Hey, all you naturopaths, ‘nutritionists’, chiropractors, and all other unaccredited pedlars of gobshite:
Stop saying ‘diet and exercise’ are ‘alternative’. They’re not.
Stop saying that doctors don’t get to cover nutrition in their university studies. They do.
Stop characterising modern medicine as being all about ‘slashing, burning and poisoning‘. It isn’t (and there are plenty of medical organisations in Australia who are all about evidence-based plans to make prescription and screening even more conservative, which is good).
Stop poisoning the well about evidence-based medicine in order to sell your ineffective supplements and elitist food products. They don’t work and you’re just making people frightened as you rake in stacks of money.
And that is some Rachel Dolezal level trickery.
A particularly good article is making the rounds in the sceptic community at present called Anti-Vaxxers are Using Twitter to Manipulate a Vaccine Bill, and it highlights so critically something I have known for some time: that the anti-vaccine brand is damaged irreparably by the extremists, and that the more media-savvy amongst them have to work tirelessly to rid themselves of the anti-vaccine descriptor.
Edit 04/07: An addendum for any Mamamia readers. I also added a link to a great AWW article which outlined the MINDD position on vaccines – it is very hard to navigate their website and it is never explained explicitly there in a way that people can really link to.

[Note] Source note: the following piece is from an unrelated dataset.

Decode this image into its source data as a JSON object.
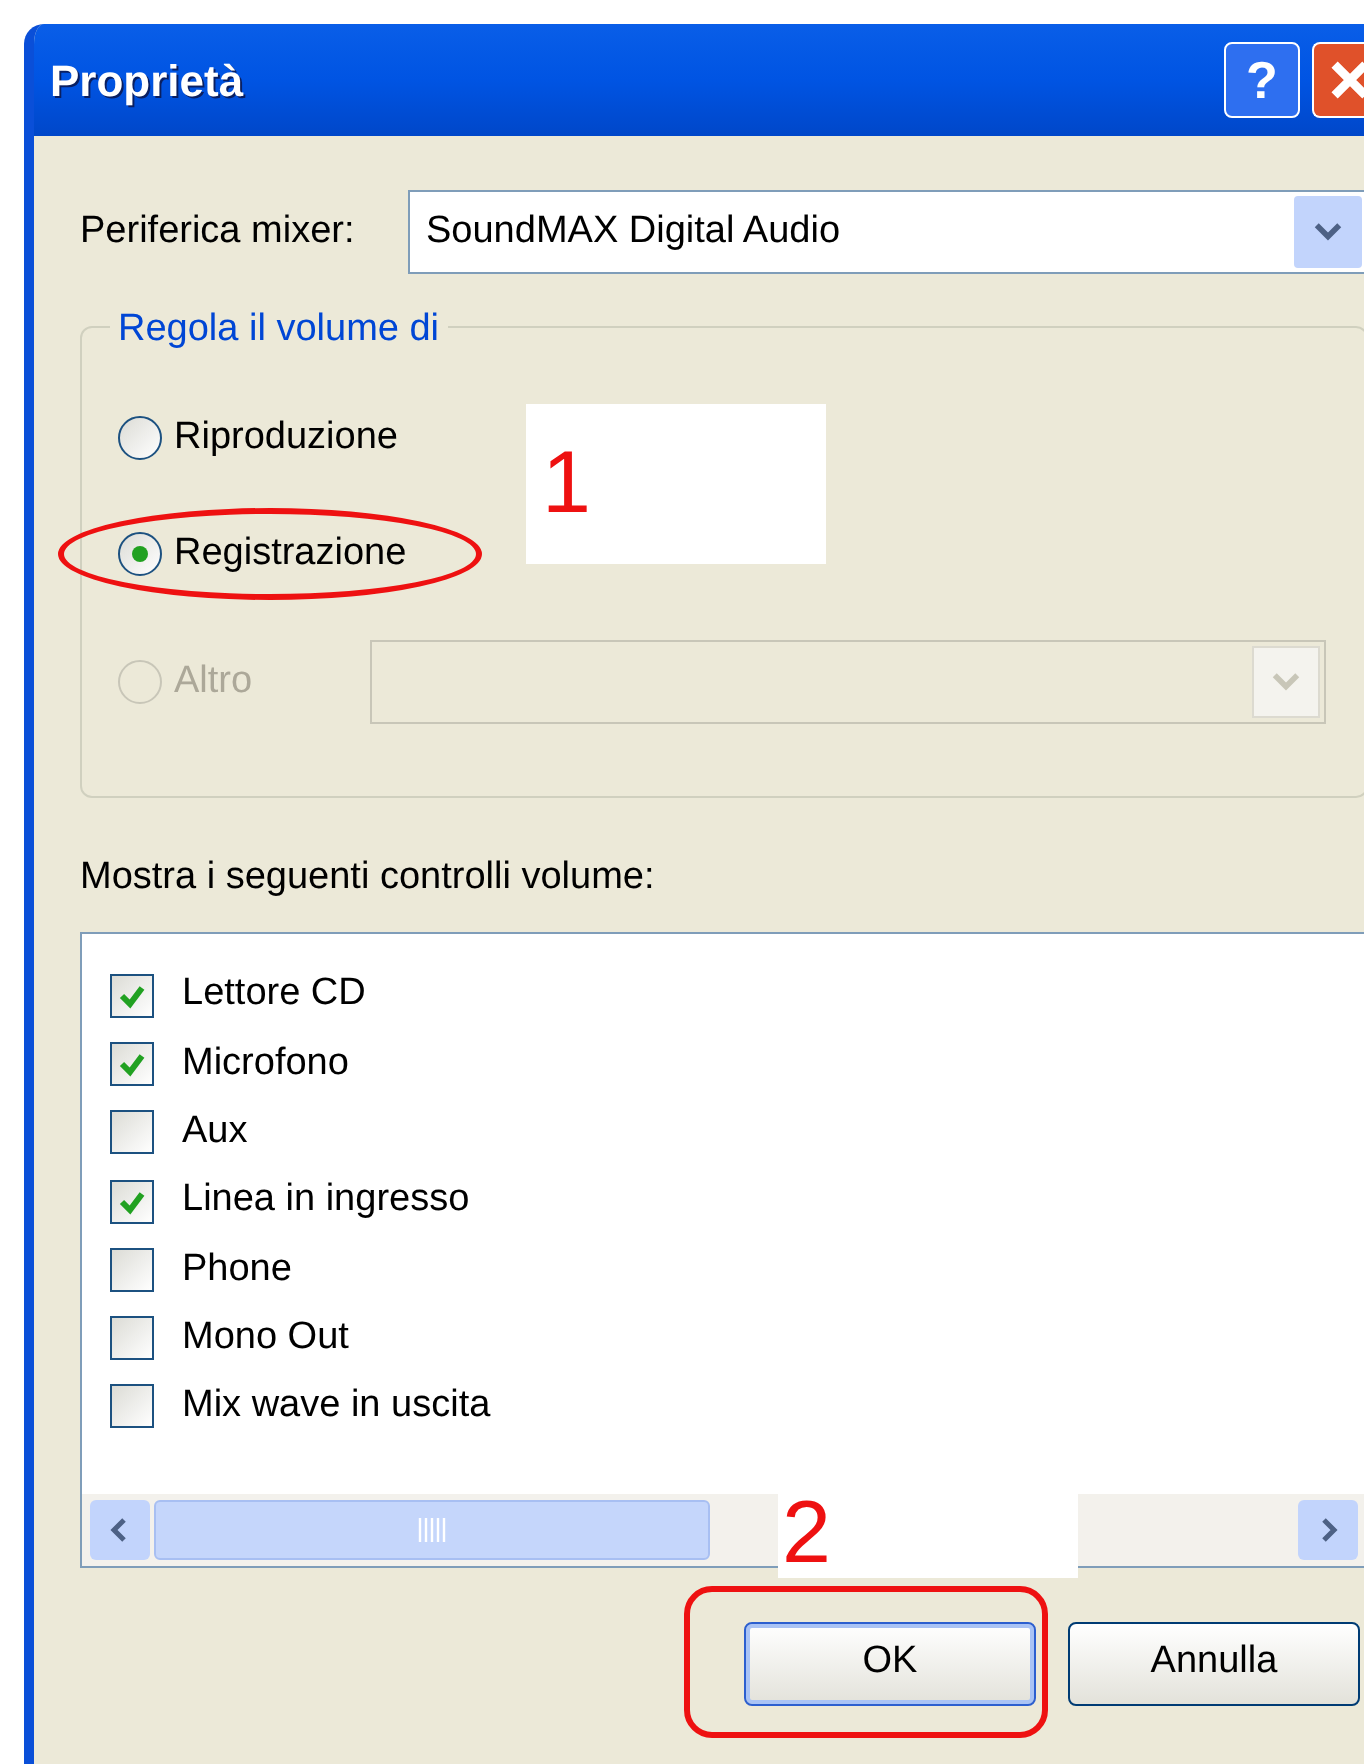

It has taken quite a while to put this post together. Firstly, I had no idea what kind of approach I wanted to take in terms of tone. Secondly, I was undecided about my desired outcome. I sought advice (thanks, Reasonable Hank, for taking the time to consider my ridiculous questions way back in April and for proofing this article further), but then ultimately decided to take my usual approach, which I like to call ‘doing whatever you feel like doing while inappropriately foraying into humour in places but otherwise making a semi-coherent persuasive appeal’.
A copy of this post will also be sent as email and snail mail – though it is highly doubtful that anything will come of it.

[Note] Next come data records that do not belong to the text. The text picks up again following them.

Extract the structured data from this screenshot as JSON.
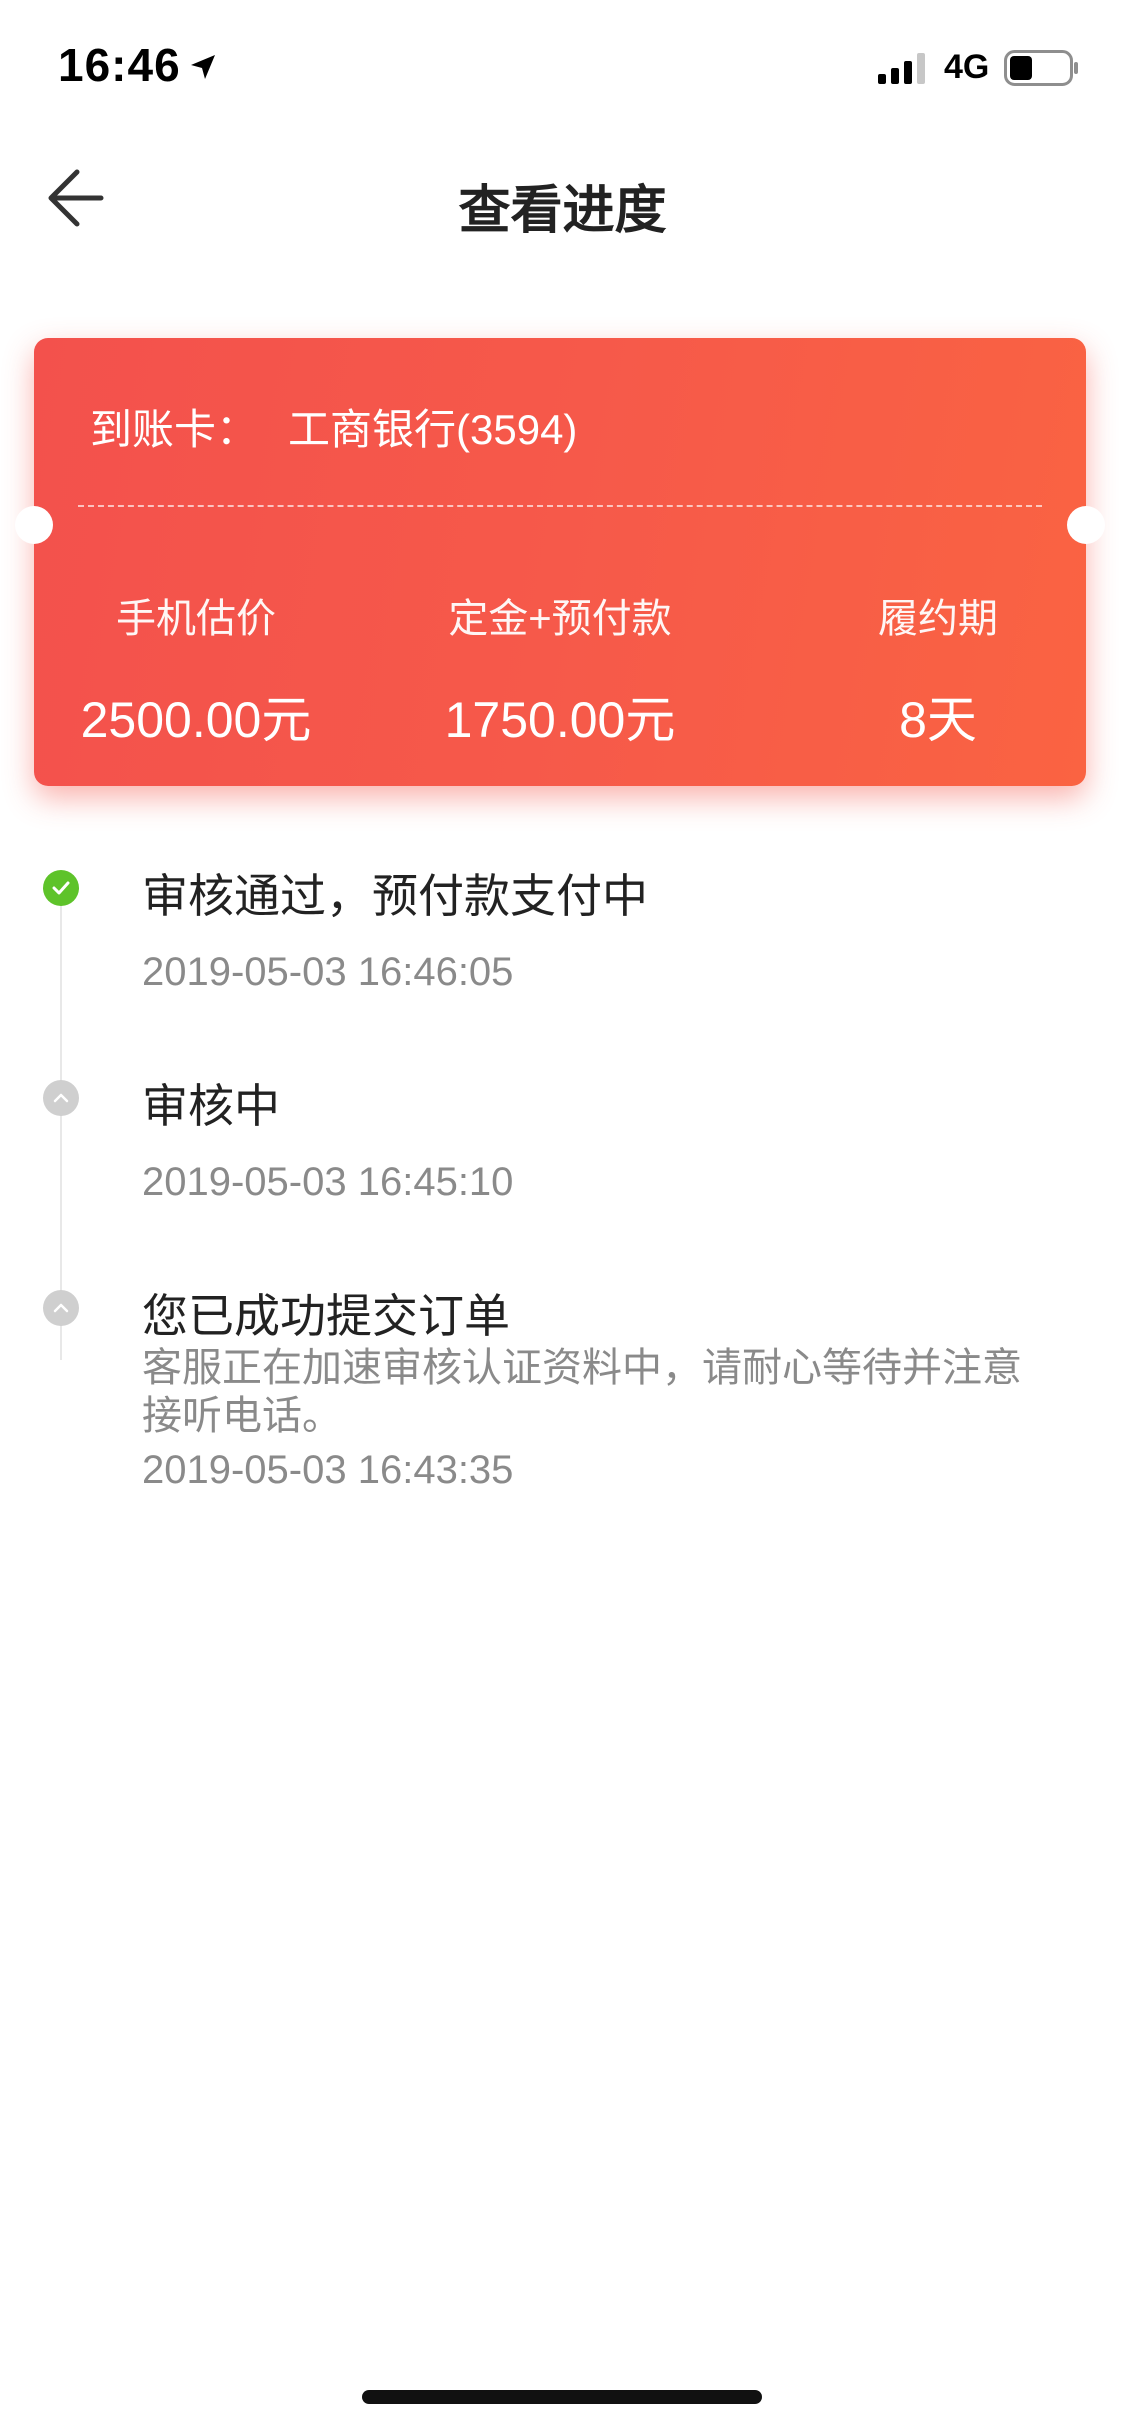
{
  "status_bar": {
    "time": "16:46",
    "network": "4G",
    "icons": [
      "location-arrow-icon",
      "signal-bars-icon",
      "battery-icon"
    ]
  },
  "nav": {
    "title": "查看进度",
    "back_icon": "arrow-left-icon"
  },
  "card": {
    "account_label": "到账卡：",
    "account_value": "工商银行(3594)",
    "columns": [
      {
        "label": "手机估价",
        "value": "2500.00元"
      },
      {
        "label": "定金+预付款",
        "value": "1750.00元"
      },
      {
        "label": "履约期",
        "value": "8天"
      }
    ],
    "colors": {
      "start": "#f3514c",
      "end": "#fa6342"
    }
  },
  "timeline": {
    "items": [
      {
        "status": "done",
        "title": "审核通过，预付款支付中",
        "desc": "",
        "time": "2019-05-03 16:46:05"
      },
      {
        "status": "pending",
        "title": "审核中",
        "desc": "",
        "time": "2019-05-03 16:45:10"
      },
      {
        "status": "pending",
        "title": "您已成功提交订单",
        "desc": "客服正在加速审核认证资料中，请耐心等待并注意接听电话。",
        "time": "2019-05-03 16:43:35"
      }
    ],
    "colors": {
      "done": "#5ec32a",
      "pending": "#cfcfcf"
    }
  }
}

Dear Lorna Jane Clarkson,
You haven’t ever met me, but we have almost nothing in common, apart from the fact that you and I are both women from Brisbane who like to exercise and who have our own websites.
I know, I know, you’re probably thinking to yourself “but I’m just one regular, independent, concerned mother/victim/guy who is once and for all taking a stand against Big Pharma/authority/established scientific practice- how special can I really be?”
Truly, very special.
If you are planning on buying tickets to The Real Food Revolution event in any of Australia’s capital cities, I beseech you to remember the name Penelope Dingle.
She isn’t a presenter – she isn’t hawking her maca powder, or offering to shove coffee up your arse. She won’t even be there on the day.
She is dead – another victim of alternative medicine practitioners who sold her a lie at her most desperate time and bullied her out of seeking health in a timely manner.
And one of the people implicated in this in the coronial inquest – a man who sells himself as a ‘health expert’ without holding a medical or allied health degree – is speaking at this conference.
And you ought to have your memory refreshed about this.
It will probably not come as the biggest shock to anyone who knows me that I am not a very nice person. Continue reading
During George W Bush’s reign I hate-read, in earnest, the numerous accounts of the decidedly-American purity movement by journalists, ex-devotees and critics. The stories of father-daughter ‘purity balls‘, purity rings and an unnerving focus on female sexual purity infiltrated and shaped the arse-end of Bush’s legacy and in part, I believe, contributed to the demise of dominionist domination in the American political arena.
In Australia, its take-off was far less assured: despite the popularity of Hillsong and all her hideous little bastard offspring, sexual purity was less of a big deal here than abroad. Our religion has always been a little more mainline, our big preachers less televised, their political influence (Toned Abs notwithstanding) positively piss-weak in comparison. Continue reading
I spent the formative years of my life on the Mid-North Coast of New South Wales. What we lacked in employment opportunities, metropolitan buzz and the aspirational allure of Noosa or Byron Bay we made up for in decent beaches and Russell Crowe-spotting*. (It’s sort of like whale-watching, only with more darbs, swearing and whales.)
And new-age crystal shops.
The great enemy of clear language is insincerity. – George Orwell, Politics and the English Language (1948)
As a graduate of the humanities I frequently lament my choice as a teenager to not study any STEM subjects, despite guidance from people who know better than me that I ought to have done so (sorry, Dale). I joined the legions of young women who turned away from science and maths – be it out of stereotype bias, or a fear of hard work, or the perception that they are elitist and exclusive disciplines.
And this is quite a shame, because they are emphatically not.